=== DATA SHOWN ===

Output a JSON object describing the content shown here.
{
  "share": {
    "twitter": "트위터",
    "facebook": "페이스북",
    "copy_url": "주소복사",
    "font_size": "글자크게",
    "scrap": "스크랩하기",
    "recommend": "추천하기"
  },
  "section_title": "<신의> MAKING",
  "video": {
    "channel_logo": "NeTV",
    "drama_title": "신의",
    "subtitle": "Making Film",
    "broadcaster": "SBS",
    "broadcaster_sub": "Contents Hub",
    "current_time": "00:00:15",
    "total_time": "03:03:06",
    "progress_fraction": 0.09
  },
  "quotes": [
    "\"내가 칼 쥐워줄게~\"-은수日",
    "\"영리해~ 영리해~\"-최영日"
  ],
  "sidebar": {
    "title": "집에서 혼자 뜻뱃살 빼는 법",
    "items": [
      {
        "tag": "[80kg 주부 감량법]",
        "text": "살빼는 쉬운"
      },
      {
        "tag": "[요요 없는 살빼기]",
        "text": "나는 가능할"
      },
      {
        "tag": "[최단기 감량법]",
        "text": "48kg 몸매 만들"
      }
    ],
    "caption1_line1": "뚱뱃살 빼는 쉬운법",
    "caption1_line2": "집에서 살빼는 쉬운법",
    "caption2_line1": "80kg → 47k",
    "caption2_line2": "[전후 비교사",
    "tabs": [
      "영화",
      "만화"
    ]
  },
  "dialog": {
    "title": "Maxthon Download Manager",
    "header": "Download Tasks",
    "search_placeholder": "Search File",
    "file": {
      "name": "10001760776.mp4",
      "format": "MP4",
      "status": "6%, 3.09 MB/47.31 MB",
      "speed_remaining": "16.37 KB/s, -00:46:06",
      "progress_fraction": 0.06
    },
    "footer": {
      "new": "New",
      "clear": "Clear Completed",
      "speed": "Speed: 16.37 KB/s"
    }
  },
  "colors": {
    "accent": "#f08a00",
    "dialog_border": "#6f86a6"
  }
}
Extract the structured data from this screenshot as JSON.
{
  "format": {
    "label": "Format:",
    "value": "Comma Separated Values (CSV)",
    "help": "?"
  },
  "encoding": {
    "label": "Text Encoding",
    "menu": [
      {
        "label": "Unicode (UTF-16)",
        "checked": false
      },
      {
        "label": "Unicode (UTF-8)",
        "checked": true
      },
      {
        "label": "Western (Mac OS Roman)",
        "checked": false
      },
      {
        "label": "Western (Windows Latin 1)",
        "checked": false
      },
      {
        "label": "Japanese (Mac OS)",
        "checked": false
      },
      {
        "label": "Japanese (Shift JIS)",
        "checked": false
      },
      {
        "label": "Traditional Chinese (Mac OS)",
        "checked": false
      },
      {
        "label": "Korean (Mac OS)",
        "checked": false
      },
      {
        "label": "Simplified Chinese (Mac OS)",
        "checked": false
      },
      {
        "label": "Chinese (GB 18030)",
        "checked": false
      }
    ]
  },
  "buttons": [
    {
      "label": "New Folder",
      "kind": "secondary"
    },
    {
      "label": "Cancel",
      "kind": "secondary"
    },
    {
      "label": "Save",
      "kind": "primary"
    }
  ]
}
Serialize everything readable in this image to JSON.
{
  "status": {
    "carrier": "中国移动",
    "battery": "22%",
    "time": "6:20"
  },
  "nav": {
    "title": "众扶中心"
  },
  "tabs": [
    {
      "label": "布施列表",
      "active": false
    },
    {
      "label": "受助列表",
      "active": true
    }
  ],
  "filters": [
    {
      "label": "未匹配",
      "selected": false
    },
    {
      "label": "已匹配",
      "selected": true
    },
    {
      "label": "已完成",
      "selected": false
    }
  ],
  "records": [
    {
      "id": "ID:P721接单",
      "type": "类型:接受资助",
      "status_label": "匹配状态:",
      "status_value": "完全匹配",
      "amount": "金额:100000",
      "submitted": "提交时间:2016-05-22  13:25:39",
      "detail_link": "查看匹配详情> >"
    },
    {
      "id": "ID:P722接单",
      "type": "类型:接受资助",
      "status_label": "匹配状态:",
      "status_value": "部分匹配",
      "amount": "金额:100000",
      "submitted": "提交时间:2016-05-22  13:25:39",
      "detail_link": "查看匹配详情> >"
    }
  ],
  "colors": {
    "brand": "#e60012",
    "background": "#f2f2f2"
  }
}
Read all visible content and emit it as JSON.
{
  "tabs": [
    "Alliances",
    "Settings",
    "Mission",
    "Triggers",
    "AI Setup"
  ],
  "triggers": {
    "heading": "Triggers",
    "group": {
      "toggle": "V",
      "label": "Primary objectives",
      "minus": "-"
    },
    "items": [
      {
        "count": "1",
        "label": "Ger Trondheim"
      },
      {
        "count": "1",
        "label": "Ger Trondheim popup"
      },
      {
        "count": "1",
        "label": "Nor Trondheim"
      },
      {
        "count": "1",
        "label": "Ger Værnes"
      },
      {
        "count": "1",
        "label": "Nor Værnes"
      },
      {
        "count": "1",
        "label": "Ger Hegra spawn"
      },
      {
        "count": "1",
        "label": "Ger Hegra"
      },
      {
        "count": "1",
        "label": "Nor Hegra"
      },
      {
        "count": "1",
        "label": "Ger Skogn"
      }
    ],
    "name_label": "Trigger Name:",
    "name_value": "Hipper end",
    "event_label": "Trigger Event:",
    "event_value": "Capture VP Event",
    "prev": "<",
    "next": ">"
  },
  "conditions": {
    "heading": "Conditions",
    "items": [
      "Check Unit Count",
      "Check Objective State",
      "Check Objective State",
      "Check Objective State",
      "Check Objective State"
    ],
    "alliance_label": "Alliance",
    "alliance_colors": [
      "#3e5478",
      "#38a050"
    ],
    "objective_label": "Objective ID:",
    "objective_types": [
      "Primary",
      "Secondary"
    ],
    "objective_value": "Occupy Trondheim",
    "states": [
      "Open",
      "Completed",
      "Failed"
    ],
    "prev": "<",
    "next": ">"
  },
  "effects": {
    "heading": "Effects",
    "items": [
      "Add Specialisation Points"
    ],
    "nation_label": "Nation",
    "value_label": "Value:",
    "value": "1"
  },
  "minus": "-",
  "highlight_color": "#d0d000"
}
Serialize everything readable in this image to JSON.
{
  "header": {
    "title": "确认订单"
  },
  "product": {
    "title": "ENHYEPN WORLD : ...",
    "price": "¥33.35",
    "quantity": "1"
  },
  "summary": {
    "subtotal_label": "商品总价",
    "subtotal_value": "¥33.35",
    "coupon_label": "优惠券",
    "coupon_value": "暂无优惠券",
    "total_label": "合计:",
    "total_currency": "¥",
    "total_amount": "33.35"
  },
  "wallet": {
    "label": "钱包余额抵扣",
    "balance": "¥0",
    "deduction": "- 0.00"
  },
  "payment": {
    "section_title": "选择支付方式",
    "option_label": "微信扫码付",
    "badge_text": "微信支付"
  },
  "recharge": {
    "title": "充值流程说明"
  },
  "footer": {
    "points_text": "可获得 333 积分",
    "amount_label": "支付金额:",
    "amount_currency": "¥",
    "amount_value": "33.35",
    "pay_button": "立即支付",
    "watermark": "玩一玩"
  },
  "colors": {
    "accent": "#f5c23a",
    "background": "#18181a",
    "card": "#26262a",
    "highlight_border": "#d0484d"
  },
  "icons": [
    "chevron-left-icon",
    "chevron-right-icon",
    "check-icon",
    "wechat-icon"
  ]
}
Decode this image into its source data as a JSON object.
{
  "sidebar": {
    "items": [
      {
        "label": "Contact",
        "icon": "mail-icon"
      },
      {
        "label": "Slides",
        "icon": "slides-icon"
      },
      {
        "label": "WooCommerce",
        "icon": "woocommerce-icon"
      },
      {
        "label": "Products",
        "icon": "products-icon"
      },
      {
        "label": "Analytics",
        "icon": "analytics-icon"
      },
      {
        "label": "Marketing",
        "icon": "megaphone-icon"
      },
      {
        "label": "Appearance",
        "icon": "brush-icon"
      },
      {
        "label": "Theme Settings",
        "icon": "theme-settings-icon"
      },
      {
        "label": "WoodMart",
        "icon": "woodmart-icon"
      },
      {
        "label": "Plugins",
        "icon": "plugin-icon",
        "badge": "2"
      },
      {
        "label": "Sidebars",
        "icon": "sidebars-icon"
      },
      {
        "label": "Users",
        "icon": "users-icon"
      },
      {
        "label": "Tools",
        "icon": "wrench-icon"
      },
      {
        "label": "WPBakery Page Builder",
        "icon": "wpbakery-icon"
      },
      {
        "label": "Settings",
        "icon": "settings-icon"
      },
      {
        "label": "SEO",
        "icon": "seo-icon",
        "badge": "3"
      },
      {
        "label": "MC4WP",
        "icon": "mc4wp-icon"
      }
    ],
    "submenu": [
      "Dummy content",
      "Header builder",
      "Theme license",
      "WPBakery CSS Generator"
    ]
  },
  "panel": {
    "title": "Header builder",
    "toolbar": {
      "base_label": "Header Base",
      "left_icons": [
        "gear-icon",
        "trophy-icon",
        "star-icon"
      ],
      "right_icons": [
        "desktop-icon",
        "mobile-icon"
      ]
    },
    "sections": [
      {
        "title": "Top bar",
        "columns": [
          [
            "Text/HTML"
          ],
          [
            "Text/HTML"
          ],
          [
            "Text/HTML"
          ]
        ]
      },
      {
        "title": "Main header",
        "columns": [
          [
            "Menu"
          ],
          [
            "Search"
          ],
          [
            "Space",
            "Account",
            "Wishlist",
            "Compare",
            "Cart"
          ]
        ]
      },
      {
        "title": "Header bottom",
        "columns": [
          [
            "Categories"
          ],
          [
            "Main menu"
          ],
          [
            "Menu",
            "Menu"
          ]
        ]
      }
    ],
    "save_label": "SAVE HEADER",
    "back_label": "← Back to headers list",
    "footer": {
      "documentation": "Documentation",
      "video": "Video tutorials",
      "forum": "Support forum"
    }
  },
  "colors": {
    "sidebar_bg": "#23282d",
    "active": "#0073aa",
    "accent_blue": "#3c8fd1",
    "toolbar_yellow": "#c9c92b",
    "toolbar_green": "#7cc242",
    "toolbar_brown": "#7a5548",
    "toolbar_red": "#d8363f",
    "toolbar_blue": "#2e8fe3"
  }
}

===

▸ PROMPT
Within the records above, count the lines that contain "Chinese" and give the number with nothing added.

▸ SOLUTION TO THE EXERCISE
3